I have discussed Trinov (formerly known as the Brotzu Lotion) a number of times on this blog. My main reason for doing so is because it is the first at least somewhat reputable new hair loss product that has been approved in many years.
Trinov is a non-prescription lotion that is is manufactured by well known Italian pharmaceutical company Fidia Farmaceutici. Trinov is currently sold by a number of Italian companies, and will be available for sale in the US in 2019.
Is Trinov going to bring back your childhood hairline? Not even close. Will it even bring back hair that you have lost more than several years ago? I highly doubt it, even if initial reports from a few years ago suggested that it could bring back hair that was lost up to five years ago.
However, I do believe in the science behind it, as I have stated a number of times before. I would not be surprised if Trinov ended up being at least as effective as Minoxidil.
Trinov consists of a three-pronged attack on hair loss via topical liposomal delivery of:
- Dihomo-γ-linolenic acid (DGLA), which improves microcirculation and blood and nutrient flow to the follicles.
- S-equol, which inhibits 5α-reductase enzyme activity. This reduces the conversion of testosterone into dihydrotestosterone (DHT).
- Propionyl-L-carnitine, which promotes lipid metabolism and stimulates energy production.
S-equol will obviously not inhibit DHT to the same extent as Dutasteride or Finasteride.
Trinov Works Better in Women than in Men
Dr. Giovanni Brotzu and various co-authors recently published a new study on Trinov. I am surprised that no-one on here or on the hair loss forums mentioned it, but there were some concrete findings in there. The most interesting ones:
- Daily topical applications of the lotions resulted in a hair count that significantly increased for women and marginally increased for men after 6 months of treatment.
- Significant increase in anagen hair and a significant decrease in telogen hair were observed starting from 3 months in male and 1 month in female patients.
So, in a rarity, women may benefit more from a hair loss treatment than men. As a male, I will still gladly take a cessation in hair loss and a marginal increase in new hair count if the above findings are really true.
It seems like there were two lotions in the study.
The male lotion was: TRINOV Lozione Anticaduta Uomo.
The female lotion was: TRINOV Lozione Anticaduta Donna.

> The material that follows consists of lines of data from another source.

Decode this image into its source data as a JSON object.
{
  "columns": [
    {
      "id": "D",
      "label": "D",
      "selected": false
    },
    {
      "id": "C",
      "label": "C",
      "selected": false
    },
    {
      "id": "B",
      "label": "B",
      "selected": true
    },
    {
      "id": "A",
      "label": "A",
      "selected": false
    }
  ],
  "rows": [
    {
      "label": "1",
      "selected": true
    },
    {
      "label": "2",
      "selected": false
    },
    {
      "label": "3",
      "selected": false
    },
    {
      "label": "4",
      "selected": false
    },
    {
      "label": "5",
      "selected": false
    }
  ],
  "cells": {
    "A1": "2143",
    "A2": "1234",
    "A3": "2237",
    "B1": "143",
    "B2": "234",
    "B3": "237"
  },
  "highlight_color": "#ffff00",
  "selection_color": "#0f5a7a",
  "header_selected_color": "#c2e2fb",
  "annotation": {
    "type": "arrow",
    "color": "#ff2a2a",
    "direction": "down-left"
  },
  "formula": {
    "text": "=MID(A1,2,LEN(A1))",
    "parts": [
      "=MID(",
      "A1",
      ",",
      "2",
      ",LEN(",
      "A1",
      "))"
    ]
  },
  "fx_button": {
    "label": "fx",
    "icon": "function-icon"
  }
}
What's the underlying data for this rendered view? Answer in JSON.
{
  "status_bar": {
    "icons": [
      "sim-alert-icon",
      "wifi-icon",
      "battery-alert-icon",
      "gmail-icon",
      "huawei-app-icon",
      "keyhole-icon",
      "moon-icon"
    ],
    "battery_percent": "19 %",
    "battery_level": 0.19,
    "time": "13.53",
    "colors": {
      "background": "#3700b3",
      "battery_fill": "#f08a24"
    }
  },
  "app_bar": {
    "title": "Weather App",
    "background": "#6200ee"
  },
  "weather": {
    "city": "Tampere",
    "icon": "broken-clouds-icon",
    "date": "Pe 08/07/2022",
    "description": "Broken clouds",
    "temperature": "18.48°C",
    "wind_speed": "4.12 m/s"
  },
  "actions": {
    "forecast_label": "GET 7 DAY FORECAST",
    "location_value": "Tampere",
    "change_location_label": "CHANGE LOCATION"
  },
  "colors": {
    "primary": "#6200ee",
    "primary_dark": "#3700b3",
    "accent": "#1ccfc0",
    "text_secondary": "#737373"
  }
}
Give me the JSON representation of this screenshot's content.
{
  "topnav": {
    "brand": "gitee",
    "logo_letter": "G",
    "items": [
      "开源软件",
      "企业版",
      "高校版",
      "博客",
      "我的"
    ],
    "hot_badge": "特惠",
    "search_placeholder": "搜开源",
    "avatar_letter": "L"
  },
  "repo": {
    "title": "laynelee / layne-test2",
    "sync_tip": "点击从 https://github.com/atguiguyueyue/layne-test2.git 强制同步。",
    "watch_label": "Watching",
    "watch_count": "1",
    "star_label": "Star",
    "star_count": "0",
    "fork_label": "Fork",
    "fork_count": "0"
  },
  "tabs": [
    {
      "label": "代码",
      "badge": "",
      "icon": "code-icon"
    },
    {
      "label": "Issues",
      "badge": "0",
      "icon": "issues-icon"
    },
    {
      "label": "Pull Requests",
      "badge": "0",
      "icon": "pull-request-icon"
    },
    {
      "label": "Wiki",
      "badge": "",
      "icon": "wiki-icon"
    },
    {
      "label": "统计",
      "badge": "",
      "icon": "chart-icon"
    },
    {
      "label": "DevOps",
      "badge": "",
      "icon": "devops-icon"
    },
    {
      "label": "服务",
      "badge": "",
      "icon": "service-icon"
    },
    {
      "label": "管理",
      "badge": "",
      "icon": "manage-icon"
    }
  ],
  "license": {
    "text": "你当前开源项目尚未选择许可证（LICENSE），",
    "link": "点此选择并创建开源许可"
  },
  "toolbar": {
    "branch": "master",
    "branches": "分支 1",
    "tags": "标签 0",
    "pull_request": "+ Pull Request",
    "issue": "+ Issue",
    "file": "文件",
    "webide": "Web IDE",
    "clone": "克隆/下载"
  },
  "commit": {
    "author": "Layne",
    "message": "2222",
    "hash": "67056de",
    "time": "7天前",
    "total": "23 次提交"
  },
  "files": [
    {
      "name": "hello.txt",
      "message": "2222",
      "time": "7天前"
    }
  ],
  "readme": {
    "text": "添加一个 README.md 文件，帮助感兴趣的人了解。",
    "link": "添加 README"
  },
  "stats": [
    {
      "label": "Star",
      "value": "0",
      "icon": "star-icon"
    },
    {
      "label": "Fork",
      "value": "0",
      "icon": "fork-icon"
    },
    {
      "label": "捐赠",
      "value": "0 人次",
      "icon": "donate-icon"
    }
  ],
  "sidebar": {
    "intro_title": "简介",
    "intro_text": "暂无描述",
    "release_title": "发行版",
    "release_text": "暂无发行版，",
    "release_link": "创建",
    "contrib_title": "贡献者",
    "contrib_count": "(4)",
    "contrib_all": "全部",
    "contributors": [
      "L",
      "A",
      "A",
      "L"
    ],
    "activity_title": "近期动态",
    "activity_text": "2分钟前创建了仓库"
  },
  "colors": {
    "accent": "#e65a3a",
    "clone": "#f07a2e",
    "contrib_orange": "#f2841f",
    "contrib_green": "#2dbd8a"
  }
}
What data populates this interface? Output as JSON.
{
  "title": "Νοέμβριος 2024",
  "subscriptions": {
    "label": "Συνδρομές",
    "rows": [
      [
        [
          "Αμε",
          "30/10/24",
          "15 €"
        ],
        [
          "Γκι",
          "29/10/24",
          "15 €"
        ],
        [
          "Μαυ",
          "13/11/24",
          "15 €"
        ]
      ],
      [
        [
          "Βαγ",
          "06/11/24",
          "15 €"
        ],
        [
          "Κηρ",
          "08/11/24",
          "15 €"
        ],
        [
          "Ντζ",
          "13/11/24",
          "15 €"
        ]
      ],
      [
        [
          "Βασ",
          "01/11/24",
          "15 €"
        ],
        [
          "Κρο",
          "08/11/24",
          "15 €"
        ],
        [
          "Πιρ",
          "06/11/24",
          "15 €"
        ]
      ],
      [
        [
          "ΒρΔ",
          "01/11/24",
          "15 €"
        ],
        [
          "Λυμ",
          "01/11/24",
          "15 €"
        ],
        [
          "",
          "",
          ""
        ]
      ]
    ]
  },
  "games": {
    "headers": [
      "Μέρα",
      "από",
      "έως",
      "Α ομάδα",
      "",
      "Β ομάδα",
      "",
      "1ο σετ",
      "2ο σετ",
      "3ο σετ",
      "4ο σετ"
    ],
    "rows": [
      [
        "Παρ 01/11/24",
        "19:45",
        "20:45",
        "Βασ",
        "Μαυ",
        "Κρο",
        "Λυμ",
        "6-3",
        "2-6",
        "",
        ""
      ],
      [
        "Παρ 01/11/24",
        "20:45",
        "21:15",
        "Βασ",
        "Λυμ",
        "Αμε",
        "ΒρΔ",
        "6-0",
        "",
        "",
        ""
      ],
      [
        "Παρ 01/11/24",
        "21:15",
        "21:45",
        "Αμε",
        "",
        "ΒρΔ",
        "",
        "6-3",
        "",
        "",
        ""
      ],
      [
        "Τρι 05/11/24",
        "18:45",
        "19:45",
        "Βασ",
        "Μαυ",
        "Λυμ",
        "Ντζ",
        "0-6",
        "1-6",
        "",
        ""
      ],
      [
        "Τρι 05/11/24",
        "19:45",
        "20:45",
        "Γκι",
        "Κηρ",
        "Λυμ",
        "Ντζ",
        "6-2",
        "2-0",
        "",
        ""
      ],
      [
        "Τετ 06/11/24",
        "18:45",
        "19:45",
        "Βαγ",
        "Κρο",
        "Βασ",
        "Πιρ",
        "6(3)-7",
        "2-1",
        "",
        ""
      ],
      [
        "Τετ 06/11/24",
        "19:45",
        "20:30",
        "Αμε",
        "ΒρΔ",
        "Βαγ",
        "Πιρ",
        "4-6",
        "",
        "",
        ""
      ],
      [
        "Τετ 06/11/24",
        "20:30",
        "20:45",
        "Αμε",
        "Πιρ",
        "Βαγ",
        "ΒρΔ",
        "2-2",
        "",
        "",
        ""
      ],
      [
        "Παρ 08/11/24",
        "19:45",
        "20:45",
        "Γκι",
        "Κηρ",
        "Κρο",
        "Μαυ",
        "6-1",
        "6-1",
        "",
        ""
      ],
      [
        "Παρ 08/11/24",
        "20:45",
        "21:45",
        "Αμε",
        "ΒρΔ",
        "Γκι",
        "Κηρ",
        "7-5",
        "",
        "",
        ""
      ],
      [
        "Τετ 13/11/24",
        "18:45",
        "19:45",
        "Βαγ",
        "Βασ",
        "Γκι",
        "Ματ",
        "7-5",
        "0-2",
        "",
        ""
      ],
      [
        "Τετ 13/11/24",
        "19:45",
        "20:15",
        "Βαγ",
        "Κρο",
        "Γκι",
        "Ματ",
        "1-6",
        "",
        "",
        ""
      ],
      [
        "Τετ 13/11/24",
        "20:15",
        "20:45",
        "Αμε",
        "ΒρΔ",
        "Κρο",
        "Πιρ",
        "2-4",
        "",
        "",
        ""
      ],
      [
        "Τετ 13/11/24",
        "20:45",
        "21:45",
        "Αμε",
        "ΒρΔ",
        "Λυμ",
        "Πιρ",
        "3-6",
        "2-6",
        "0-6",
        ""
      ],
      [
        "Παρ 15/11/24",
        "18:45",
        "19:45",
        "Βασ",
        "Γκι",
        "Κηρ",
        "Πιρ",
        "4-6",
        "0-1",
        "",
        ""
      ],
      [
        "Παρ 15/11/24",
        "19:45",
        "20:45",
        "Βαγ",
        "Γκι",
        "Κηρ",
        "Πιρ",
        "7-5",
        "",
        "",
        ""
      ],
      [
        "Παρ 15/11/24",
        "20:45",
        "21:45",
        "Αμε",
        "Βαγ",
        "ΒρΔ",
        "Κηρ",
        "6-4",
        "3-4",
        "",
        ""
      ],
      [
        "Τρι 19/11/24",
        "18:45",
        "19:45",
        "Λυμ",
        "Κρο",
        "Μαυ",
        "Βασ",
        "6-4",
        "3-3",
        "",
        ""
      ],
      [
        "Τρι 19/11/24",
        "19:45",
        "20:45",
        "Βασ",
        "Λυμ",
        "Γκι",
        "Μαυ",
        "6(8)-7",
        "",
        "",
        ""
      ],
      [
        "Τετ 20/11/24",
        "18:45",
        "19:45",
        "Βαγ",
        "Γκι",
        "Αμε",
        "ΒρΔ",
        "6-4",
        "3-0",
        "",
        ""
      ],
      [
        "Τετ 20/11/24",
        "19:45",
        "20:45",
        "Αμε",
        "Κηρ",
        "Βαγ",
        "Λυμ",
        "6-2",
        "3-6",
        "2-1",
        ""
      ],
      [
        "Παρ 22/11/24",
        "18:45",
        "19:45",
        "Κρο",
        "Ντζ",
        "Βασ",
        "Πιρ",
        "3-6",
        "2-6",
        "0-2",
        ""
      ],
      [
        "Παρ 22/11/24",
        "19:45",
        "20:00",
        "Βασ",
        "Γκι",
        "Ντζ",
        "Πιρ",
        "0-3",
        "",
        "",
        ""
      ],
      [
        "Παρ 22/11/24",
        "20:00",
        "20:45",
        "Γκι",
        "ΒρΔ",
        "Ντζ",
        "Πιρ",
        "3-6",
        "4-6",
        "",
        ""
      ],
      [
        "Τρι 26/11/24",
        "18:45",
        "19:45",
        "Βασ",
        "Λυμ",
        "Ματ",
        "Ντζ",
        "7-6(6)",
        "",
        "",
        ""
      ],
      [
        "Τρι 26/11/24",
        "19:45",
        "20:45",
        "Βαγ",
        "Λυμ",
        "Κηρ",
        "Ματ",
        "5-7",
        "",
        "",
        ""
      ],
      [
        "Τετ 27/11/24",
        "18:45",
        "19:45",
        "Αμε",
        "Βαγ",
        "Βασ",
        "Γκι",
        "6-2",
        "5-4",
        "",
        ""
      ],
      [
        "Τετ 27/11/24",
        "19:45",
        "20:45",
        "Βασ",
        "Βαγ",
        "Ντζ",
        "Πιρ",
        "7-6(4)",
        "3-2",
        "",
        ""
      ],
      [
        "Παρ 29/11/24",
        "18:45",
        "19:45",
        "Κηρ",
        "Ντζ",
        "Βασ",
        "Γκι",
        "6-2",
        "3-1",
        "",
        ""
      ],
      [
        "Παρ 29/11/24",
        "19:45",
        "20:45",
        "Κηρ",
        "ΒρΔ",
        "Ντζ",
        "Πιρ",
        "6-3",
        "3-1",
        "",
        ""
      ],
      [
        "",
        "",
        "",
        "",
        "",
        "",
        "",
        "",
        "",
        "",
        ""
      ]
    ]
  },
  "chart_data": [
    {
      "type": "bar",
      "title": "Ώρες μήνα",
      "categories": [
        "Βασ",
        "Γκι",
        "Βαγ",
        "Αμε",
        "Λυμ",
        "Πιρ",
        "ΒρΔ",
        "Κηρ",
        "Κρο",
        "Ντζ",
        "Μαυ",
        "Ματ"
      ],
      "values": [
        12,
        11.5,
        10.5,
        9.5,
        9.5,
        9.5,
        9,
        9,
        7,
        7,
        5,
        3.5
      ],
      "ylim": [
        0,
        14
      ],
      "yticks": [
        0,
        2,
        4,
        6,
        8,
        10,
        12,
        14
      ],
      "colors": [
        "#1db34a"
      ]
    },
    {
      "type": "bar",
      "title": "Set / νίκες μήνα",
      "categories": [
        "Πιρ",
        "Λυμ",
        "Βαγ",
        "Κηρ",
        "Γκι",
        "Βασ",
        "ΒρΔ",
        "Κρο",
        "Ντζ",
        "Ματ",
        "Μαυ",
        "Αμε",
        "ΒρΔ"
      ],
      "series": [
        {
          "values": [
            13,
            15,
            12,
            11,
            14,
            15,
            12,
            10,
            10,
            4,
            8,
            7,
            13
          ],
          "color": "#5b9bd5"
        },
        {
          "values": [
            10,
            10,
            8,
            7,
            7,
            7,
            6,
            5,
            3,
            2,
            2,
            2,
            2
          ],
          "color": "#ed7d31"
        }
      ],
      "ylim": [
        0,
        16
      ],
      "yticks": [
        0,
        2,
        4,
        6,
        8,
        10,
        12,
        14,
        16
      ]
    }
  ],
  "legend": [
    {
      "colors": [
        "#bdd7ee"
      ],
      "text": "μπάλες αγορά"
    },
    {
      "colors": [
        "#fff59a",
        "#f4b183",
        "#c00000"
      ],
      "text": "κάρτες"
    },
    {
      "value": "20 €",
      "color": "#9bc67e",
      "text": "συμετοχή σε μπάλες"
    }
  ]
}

Several days ago commentator “Hope” posted a link to the new official Trinov website. You can read the Trinov e-book on there. Some highlights after translation:
The patented formula consists of phospholipid liposomes, i.e., microscopic vesicles formed by a double phospholipid state that protects the ingredients and allows controlled, local and gradual release, improving absorption in the application site.
After six months of daily application of TRINOV men’s anti-fall lotion the increase of total number of hair is observed in 63% of subjects treated; more than 70% perceive a minor fall, improve the condition of the scalp and report feeling healthier and stronger hair.
After 6 months of daily application of TRINOV Women Fallout Lotion the increase in the number total hair is observed in 90% of subjects treated; more than 70% report an improvement in the state of the scalp and refers to feel healthier and stronger hair, and almost 70% perceives one lower fall.
— Per part of the translation, it seems like Dr. Brotzu’s son Giovanni Brotzu is the CEO of the American company Liposome Advanced research LLC. Could not find much on the company in my few minutes of research.
— The first two new Trinov Youtube channel videos were not very encouraging.
— Also see Trinov’s Facebook page.
My Thoughts on Trinov
Trinov will either be:
- A new product that is similar to or slightly superior to Minoxidil. This would be miraculous, as only two products have ever been approved to treat hair loss (Minoxidil and Finasteride),
- Yet another overblown overhyped hair loss product in a long list of them over the past few decades. This time, with the added insult (to us) and ignominy of being approved by a pharmaceutical company; and of having famous doctors and universities involved in its research and development.